The fact that Kwanzaa was conceived in 1966 is no coincidence. The festival of lights, which is rich with symbolism, was conceived during one of darkest periods in Los Angeles’ history, during a key moment in the civil rights movement.

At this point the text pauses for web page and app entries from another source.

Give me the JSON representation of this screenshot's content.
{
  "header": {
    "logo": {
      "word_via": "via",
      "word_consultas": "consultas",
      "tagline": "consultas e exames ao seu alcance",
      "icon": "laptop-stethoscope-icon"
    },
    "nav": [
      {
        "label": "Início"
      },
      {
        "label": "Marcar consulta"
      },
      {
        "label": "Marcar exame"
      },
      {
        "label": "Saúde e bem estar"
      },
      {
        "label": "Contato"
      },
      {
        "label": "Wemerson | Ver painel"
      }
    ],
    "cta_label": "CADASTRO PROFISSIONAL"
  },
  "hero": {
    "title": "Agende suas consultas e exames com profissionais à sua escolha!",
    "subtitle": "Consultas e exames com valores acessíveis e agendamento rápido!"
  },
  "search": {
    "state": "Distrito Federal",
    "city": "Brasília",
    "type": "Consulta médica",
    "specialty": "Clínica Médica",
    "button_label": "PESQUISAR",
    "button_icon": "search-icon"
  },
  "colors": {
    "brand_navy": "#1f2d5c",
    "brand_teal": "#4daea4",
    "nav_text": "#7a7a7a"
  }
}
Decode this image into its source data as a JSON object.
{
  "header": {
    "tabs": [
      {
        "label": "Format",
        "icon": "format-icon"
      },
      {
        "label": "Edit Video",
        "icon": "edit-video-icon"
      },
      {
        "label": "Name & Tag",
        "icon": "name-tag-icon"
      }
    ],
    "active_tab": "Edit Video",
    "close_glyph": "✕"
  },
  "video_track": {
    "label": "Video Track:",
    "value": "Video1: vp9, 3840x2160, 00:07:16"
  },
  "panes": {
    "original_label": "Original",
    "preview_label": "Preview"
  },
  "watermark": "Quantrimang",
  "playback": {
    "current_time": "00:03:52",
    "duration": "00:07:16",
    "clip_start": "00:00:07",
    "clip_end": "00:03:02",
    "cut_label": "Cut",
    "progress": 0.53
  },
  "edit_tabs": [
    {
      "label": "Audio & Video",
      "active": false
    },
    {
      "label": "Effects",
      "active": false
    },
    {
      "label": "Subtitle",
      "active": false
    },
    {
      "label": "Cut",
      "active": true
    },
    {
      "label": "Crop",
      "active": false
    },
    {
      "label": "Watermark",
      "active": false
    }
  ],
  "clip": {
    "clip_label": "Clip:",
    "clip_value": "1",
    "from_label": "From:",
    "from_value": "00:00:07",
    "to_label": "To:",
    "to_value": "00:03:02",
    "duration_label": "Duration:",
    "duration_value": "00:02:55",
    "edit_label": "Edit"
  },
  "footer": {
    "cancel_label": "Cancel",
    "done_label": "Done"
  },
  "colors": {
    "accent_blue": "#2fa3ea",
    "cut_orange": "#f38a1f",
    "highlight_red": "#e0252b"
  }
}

A key event that sparked the idea began in August of 1965, after the Watts riots, a series of clashes between police and African-Americans in the L.A. neighborhood, which left 34 dead, 1,000 injured, and $40 million worth of property damaged. The rebellion came within a week after Los Angeles police officer Lee Minikus arrested Marquette Frye on Aug. 11, 1965, on suspicion of driving drunk. The event was a breaking point in the community’s resentment of L.A. police chief William Parker “and what they considered his double standard toward [African Americans] and whites,” according to LIFE magazine’s editorial prefacing its Aug. 27, 1965, cover story on the riots. (Parker compared Watts rioters to “monkeys in a zoo.”) High levels of unemployment and segregation, cuts to federal anti-poverty programs, and a lack of affordable housing meant that racial tensions were already high when the riots broke out.
“Watts is the kind of community that cries out for urban renewal, poverty programs, job training. Almost anything would help,” TIME explained in an Aug. 20, 1965, cover story about the riots.